As a result, many Christians, because of enforced State guidelines have stopped coming to church altogether. It’s a situation that becomes more and more untenable as the weeks and months pass. Sheep are wandering from the fold. Virtual services on computer screens in individual homes fall way short of nourishing the saints before the heavenly throne of grace. Yet the State protocols stay in place! What to do?
Some church members believe it essential for all to wear masks and social distance. Others think it is unnecessary for all demographics. Some think that masks are necessary for all. Some think masks are ineffectual for the asymptomatic and preventing spread of the virus. Both can marshal supporting evidence from authoritative sources. I don’t think church leaders are called to sort out the “science.” What to do? Perhaps allow two or more services? One with masks/social distancing and one that is optional in order that none feel compelled to offend their consciences? The overall mission is: Tend the sheep. Feed the sheep. Caring for the souls of the saints should be the preeminent concern and duty of the church.
But what about those States mandating that churches should enforce the Covid guidelines? Well, what if next the State announces that all churches must worship only online for a period of two years due to the growing number of cases? [Cases - what does that even mean? But that’s for another time] Elders need to consider whether or not they want to be an enforcement arm of the State or ambassadors of the heavenly kingdom. Not an easy path forward given the authoritarian impulses of the State. And that path is all the more difficult because churches by and large have chosen to legally organize under the State as non-profit corporate citizens [501(c)(3)] under existing Federal IRS law. A very modern development.
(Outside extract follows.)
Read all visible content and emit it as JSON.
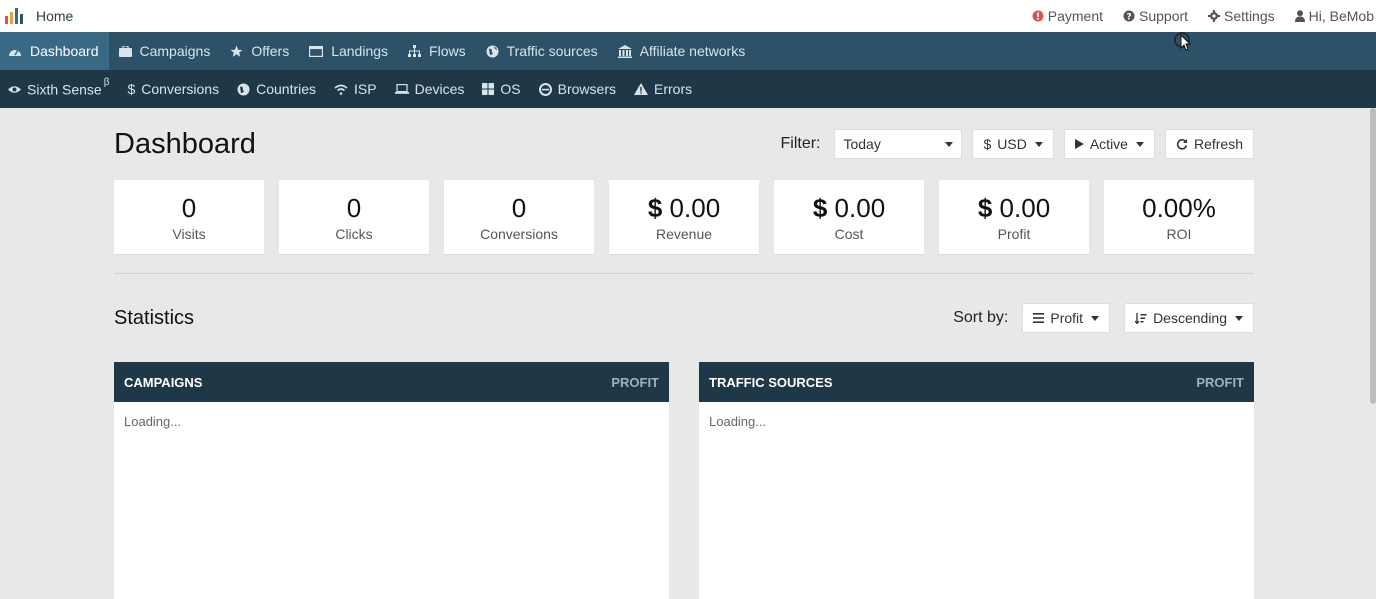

Prior to 1954, there was no such thing as a 501(c)(3) church. All donations, contributions, gifts, etc. given to churches were automatically tax‑deductible under the old English common law, known as the "Law of Charities." Then in 1954, Senator Lyndon Baines Johnson (D‑Texas) sponsored legislation which brought churches under the new 501(c)(3) section of the Internal Revenue code. As a part of this legislation, churches would incorporate, and having that status, they could not be sued in a legal action. (History Of 501c3 Government Licensing Of Churches by David J. Stewart)
The result is that most churches now exist as civil corporate citizens, subject in some sense to the State, if you would. So there could be real negative judicial and financial consequences for any church organized under State law that deviates from State orders. This is another reason why it is essential for elders and leaders to consider the Church’s heavenly calling so that they may chart a faithful course in the face of encroaching Statism. No easy answers. But we look heavenward…
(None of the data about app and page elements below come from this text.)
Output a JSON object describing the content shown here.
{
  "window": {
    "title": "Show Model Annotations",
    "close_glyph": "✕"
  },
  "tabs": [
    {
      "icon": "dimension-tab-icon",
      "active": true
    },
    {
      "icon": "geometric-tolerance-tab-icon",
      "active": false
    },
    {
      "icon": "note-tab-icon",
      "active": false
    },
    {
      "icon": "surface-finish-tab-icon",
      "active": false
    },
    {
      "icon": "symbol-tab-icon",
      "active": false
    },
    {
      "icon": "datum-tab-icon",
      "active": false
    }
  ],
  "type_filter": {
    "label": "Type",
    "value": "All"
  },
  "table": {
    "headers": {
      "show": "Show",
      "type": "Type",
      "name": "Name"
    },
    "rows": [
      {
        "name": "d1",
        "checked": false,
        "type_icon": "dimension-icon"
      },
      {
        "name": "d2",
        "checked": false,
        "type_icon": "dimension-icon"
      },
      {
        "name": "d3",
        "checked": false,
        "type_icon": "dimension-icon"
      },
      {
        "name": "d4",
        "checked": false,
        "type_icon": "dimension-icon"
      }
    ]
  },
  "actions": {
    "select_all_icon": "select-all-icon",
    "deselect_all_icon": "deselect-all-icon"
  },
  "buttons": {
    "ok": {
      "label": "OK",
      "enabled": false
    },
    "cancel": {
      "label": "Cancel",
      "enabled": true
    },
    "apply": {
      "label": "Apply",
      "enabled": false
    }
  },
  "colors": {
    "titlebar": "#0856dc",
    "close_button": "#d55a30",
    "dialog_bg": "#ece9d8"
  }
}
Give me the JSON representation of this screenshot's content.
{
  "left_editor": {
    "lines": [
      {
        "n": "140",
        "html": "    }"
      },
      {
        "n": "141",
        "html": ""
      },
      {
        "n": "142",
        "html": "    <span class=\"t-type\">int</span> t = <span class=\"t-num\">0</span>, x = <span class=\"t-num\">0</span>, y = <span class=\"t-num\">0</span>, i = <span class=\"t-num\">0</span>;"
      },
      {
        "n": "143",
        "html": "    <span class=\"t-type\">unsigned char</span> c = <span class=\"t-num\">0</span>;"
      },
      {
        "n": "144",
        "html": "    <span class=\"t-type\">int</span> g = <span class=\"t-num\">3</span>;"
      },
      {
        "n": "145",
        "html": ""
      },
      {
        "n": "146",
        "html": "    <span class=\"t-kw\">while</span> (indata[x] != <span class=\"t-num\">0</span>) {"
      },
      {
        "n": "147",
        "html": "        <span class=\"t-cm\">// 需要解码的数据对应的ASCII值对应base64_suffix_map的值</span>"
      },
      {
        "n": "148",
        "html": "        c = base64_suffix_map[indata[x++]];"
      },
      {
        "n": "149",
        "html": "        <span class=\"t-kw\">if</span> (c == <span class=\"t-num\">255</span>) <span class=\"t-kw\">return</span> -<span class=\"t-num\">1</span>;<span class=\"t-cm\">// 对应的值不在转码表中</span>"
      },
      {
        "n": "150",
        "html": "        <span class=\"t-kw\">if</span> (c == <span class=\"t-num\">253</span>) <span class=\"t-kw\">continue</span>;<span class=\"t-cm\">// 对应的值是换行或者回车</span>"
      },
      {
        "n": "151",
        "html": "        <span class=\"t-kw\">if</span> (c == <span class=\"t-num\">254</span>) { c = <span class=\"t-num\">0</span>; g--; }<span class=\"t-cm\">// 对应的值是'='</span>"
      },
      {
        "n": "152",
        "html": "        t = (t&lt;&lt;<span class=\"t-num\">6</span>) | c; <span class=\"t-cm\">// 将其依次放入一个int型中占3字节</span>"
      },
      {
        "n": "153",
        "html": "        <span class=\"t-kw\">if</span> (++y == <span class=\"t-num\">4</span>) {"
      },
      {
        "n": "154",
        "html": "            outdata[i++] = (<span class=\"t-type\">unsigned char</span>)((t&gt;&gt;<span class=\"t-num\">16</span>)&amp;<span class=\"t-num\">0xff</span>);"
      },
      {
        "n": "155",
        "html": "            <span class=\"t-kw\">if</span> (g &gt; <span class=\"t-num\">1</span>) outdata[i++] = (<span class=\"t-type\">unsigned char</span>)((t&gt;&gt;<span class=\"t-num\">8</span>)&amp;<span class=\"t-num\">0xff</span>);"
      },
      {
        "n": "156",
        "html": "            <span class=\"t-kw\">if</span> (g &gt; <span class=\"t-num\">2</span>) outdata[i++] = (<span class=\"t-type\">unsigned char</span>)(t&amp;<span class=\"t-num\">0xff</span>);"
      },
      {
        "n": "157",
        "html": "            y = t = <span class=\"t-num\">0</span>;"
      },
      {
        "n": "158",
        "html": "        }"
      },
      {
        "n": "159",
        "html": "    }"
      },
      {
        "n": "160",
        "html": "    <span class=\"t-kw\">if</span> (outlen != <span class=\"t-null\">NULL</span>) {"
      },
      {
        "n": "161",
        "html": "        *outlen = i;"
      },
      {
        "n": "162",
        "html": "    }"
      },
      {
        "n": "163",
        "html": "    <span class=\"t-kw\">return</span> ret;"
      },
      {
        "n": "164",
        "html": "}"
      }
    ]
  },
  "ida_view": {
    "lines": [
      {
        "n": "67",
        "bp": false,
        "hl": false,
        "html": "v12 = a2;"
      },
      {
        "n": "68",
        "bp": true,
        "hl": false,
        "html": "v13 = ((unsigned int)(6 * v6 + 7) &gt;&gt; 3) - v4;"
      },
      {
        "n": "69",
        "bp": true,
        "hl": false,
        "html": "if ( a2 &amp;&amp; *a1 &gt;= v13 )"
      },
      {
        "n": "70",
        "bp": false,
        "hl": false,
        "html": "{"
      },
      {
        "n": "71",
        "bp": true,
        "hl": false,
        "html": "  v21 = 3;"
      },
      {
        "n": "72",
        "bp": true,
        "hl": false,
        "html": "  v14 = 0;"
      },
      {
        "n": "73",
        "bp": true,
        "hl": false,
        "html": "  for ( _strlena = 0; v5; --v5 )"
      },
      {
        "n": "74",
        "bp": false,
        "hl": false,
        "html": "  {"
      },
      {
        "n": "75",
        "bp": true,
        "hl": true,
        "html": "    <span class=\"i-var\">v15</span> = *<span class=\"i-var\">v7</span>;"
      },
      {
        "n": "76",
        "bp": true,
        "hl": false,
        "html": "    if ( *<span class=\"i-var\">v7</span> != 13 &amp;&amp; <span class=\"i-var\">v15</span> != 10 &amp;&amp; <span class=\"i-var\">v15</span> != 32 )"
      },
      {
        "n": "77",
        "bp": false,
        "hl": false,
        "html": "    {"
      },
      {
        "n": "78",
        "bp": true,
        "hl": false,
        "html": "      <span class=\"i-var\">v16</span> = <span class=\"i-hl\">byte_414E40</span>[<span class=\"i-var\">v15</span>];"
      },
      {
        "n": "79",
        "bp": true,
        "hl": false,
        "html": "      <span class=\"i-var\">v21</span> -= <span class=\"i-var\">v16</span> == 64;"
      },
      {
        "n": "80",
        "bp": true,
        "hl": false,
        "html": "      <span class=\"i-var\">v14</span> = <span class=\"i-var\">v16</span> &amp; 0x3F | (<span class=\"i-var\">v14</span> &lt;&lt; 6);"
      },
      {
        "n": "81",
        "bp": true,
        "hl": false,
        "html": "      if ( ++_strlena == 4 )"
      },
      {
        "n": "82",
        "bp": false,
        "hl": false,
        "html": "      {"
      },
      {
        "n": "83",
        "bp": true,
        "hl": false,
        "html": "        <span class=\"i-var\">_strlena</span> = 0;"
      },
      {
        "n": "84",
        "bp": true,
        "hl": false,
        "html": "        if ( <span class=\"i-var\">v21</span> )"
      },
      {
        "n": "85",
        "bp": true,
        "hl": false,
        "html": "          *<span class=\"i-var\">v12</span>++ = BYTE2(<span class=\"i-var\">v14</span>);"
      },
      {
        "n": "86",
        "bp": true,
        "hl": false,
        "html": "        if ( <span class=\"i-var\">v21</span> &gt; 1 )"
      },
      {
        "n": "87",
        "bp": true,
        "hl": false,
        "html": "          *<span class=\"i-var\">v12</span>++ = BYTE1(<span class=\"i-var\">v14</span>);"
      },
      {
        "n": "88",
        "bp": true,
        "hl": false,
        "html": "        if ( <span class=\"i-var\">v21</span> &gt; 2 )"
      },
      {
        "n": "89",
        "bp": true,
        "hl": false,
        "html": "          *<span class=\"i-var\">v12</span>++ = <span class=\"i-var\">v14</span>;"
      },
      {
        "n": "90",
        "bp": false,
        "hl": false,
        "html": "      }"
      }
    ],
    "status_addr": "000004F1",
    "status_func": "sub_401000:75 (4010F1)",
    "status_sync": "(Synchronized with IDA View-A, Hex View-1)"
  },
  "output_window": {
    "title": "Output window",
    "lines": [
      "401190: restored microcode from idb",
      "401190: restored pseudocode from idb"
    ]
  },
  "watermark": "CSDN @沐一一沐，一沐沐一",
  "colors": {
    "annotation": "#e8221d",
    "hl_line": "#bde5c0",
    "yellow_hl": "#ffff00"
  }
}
“I have said these things to you, that in me you may have peace. In the world you will have tribulation. But take heart; I have overcome the world.” (John 16:33)